- **MATERIAL SHOWN**
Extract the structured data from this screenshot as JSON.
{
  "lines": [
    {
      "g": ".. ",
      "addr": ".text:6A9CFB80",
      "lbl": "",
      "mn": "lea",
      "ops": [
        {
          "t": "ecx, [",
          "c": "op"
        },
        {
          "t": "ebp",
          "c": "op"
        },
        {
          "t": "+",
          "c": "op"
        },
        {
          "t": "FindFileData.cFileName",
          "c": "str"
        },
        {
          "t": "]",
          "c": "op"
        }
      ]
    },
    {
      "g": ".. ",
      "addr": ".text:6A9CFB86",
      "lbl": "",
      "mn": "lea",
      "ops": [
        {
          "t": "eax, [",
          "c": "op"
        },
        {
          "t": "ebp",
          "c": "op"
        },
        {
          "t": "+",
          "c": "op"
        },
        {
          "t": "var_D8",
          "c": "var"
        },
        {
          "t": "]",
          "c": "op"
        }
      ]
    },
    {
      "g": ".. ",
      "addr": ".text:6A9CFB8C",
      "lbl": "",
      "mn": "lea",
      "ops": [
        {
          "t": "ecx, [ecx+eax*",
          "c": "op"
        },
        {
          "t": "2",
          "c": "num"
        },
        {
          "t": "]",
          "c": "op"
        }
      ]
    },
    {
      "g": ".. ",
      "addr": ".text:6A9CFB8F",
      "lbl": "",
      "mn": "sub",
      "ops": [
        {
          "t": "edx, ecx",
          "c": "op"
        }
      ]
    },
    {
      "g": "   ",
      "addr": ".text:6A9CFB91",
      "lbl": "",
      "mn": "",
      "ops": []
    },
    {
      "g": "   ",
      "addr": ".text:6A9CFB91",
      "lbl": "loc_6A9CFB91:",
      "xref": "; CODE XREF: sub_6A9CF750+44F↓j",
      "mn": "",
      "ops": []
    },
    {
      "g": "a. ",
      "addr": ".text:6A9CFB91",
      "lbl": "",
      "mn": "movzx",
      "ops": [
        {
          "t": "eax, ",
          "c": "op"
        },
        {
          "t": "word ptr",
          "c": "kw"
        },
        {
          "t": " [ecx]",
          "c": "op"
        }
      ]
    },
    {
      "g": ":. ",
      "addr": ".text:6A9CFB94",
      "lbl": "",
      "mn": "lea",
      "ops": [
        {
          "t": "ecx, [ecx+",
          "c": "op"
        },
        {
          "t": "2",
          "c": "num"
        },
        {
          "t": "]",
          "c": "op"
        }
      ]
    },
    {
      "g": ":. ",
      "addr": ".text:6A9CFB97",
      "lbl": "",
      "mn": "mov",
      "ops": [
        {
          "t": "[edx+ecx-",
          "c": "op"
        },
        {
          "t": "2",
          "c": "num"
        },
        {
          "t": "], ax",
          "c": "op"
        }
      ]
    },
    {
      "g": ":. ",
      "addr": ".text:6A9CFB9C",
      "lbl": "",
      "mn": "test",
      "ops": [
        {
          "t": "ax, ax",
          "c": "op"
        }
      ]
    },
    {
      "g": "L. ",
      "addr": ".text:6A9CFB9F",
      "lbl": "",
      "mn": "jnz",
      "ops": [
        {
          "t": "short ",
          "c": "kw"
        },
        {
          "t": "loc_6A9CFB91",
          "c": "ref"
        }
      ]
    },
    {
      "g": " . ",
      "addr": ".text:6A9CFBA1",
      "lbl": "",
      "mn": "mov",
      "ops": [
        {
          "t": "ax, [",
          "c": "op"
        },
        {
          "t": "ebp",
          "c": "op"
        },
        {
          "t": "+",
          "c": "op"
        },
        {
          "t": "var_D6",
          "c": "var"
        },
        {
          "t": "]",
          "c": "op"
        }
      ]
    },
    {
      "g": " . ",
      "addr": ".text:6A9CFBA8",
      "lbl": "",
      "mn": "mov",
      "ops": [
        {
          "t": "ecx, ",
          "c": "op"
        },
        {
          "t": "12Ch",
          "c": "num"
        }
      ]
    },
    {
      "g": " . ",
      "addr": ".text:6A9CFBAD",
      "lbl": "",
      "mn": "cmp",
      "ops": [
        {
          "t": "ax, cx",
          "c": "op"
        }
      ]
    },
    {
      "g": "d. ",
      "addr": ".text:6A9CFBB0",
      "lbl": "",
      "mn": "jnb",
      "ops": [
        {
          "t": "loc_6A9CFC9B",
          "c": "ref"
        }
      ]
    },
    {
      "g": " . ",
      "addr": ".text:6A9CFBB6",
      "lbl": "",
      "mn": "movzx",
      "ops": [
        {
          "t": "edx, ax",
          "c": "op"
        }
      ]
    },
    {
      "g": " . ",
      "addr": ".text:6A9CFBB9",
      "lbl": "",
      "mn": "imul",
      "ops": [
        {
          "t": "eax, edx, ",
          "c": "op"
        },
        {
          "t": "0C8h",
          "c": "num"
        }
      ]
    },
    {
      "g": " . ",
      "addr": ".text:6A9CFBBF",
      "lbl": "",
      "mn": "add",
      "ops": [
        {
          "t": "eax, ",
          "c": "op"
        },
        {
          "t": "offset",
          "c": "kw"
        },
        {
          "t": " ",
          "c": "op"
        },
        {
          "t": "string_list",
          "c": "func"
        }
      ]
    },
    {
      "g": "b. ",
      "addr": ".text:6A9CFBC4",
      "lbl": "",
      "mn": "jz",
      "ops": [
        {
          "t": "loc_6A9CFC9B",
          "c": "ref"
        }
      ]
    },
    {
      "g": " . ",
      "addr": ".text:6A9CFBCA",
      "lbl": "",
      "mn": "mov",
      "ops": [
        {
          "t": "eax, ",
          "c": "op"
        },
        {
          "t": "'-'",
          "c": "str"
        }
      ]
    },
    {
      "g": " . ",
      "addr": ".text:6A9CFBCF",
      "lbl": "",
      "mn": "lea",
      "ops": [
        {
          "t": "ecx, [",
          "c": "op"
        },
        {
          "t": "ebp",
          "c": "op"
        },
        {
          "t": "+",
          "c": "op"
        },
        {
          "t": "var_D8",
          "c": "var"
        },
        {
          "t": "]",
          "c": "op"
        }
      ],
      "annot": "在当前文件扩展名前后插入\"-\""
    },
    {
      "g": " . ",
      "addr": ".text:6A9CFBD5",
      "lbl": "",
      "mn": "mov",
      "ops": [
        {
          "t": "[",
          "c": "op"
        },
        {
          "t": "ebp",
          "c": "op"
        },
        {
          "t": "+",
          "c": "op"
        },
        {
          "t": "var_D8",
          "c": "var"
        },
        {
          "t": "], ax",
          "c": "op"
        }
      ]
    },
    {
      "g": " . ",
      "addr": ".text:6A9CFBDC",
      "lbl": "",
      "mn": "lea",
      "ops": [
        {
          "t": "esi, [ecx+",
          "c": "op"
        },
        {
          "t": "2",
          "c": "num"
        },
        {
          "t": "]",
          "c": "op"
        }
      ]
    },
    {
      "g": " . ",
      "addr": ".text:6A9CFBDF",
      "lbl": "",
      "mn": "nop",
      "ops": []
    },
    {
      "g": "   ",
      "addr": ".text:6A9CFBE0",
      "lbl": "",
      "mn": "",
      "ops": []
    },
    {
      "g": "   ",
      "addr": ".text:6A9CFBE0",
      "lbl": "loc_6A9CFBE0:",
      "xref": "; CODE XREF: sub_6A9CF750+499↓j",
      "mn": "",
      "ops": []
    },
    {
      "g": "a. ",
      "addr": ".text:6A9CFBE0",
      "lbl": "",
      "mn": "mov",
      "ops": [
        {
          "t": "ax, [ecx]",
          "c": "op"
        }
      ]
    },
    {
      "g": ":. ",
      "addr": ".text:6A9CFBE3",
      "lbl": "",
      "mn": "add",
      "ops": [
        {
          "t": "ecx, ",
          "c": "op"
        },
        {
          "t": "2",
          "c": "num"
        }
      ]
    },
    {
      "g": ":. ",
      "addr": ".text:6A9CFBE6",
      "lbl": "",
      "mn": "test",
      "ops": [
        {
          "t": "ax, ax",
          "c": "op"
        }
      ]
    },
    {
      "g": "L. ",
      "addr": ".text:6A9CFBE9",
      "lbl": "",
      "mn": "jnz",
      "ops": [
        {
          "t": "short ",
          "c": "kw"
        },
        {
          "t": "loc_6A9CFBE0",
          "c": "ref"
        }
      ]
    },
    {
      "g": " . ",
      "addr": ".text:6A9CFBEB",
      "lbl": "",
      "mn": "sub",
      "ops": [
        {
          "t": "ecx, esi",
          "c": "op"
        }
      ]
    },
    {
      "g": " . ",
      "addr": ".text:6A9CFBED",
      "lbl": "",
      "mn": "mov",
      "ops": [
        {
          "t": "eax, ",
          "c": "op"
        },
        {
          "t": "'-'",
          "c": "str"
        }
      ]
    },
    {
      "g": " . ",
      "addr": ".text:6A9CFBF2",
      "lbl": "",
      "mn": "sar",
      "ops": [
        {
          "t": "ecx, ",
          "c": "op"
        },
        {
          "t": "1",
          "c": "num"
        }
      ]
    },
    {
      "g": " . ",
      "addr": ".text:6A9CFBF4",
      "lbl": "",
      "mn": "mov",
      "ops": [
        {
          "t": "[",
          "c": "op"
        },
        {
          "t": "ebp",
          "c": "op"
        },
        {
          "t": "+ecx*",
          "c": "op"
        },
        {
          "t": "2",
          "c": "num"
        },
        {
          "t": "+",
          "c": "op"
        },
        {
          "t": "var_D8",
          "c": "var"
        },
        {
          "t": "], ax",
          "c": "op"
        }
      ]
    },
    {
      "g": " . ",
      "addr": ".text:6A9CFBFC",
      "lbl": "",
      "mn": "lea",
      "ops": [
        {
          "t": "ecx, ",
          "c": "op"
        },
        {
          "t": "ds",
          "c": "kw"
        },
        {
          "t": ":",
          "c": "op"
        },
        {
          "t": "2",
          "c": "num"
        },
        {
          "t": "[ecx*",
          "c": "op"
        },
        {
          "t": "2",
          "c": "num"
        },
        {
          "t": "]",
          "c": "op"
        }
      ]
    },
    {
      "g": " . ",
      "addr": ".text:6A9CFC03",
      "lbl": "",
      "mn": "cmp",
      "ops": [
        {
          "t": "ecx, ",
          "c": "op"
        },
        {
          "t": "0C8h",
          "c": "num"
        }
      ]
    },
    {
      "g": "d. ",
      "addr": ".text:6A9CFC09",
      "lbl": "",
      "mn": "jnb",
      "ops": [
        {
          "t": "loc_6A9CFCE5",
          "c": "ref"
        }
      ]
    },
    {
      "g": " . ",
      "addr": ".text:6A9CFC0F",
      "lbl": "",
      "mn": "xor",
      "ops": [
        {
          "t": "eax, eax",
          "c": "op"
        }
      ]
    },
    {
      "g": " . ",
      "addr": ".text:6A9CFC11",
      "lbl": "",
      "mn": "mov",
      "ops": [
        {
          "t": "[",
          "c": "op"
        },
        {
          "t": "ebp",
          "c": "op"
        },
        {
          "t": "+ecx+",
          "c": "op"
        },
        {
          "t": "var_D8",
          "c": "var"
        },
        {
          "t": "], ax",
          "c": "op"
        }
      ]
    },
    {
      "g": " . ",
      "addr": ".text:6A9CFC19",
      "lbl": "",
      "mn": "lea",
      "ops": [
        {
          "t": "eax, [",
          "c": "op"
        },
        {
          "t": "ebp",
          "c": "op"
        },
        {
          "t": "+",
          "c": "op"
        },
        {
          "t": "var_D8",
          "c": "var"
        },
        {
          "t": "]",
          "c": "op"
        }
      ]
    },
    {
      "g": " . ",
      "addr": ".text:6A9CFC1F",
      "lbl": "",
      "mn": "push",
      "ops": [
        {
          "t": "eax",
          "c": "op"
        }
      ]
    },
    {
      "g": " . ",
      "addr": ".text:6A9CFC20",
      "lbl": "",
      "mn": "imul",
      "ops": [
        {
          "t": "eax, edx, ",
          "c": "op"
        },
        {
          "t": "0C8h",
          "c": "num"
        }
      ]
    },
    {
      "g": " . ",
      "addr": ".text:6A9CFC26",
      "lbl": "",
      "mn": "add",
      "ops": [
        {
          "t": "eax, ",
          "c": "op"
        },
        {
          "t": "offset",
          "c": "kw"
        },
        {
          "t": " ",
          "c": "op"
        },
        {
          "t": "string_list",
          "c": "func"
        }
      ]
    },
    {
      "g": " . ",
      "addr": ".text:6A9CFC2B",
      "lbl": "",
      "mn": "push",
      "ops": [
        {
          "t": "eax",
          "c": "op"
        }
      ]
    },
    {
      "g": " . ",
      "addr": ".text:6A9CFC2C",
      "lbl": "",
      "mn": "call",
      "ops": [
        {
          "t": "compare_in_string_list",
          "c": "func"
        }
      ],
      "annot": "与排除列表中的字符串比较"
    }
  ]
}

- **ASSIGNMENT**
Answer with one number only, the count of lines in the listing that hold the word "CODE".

- **RESPONSE TO THE EXERCISE**
2